That Ben will fall for the still-pretty-hot Emily isn’t much of a surprise, and that development opens another batch of complications. Emily has to consider the fairness of getting involved with someone when you know your time is limited; Ben must decide whether to reveal the reason he sought her out in the first place. It’s one that not even the audience will fully understand until the film’s end: Ben’s controlled gloom when he interacts with his potential benefactors—his mouth only occasionally lifting into a fraught smile after he deems them worthy—bubbles over into a flood of despair when he’s alone. There are sun-soaked, beauty-on-the-beach flashbacks, but more often Ben’s thoughts are the stuff of nightmares that lock him in a state between perpetually irritable (openly breaking the rules of the motel he’s checked into, all but telling its manager to go fuck himself) and fully unhinged (screaming in his car, the best place to let loose without someone calling the men in white coats).

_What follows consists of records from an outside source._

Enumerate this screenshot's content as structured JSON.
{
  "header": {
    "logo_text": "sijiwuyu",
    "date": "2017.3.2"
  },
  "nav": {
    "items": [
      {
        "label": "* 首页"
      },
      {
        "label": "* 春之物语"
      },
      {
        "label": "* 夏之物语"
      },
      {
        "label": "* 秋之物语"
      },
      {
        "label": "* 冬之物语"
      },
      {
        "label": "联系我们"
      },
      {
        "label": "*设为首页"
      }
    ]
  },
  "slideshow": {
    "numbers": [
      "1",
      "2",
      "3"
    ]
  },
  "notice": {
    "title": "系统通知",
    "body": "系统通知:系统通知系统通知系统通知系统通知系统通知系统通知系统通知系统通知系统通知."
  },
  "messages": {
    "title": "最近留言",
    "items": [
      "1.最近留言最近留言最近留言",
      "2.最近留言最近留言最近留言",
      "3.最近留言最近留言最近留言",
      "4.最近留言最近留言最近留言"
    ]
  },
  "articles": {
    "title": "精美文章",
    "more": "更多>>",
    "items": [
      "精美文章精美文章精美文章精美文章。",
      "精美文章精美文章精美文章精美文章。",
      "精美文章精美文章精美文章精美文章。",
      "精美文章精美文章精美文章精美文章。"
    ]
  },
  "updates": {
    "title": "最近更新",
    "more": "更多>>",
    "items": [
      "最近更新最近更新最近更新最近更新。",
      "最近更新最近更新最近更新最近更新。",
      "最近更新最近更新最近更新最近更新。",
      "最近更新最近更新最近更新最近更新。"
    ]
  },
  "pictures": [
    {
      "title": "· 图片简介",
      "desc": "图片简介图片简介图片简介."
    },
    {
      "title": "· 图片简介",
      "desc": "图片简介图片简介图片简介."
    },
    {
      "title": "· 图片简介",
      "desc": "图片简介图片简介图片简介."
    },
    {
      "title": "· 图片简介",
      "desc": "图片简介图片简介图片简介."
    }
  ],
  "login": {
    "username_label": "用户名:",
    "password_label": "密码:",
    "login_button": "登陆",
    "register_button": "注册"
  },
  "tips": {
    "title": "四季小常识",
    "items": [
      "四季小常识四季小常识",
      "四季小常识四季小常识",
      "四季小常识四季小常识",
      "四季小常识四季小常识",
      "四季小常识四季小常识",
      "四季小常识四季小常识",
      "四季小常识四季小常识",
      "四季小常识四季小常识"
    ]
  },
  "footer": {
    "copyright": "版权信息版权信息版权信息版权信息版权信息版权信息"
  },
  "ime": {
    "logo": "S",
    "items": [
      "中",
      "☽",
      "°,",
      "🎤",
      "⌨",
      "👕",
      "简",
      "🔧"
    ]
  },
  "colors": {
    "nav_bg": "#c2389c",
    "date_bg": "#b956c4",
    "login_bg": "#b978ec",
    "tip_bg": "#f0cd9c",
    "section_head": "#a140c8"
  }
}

Smith, his face shaved clean and his humor drowned, somehow never plays Ben’s depression to the rafters. He’s believably and sympathetically disturbed, without once tempting you to giggle with an over-the-top “Nooooooooo!” moment. While the people Ben helps may consider his intervention fated, the character is really more of a determinist—if the events that haunt Ben had never happened, neither would his mission to help others. But now that he’s been put on this path, Ben believes he has no other choice. Despite its heaping servings of misery, Seven Pounds is ultimately hopeful. Ben tells the battered woman that she can repay him for the house by promising “to live life abundantly.” Emily preaches a similar message, refusing to stop activities that give her pleasure—like walking her horse of a dog—and suggesting that Ben treat himself as nicely as he treats others. “Que Sera, Sera” gives way to Muse’s rock take on “It’s a New Dawn,” and the film even ends with a children’s-chorus version of “I’m Into Something Good.” OK, that last part is begging for a collective eye-roll. But it’s a throwaway misstep, much more easily forgotten than the story it caps.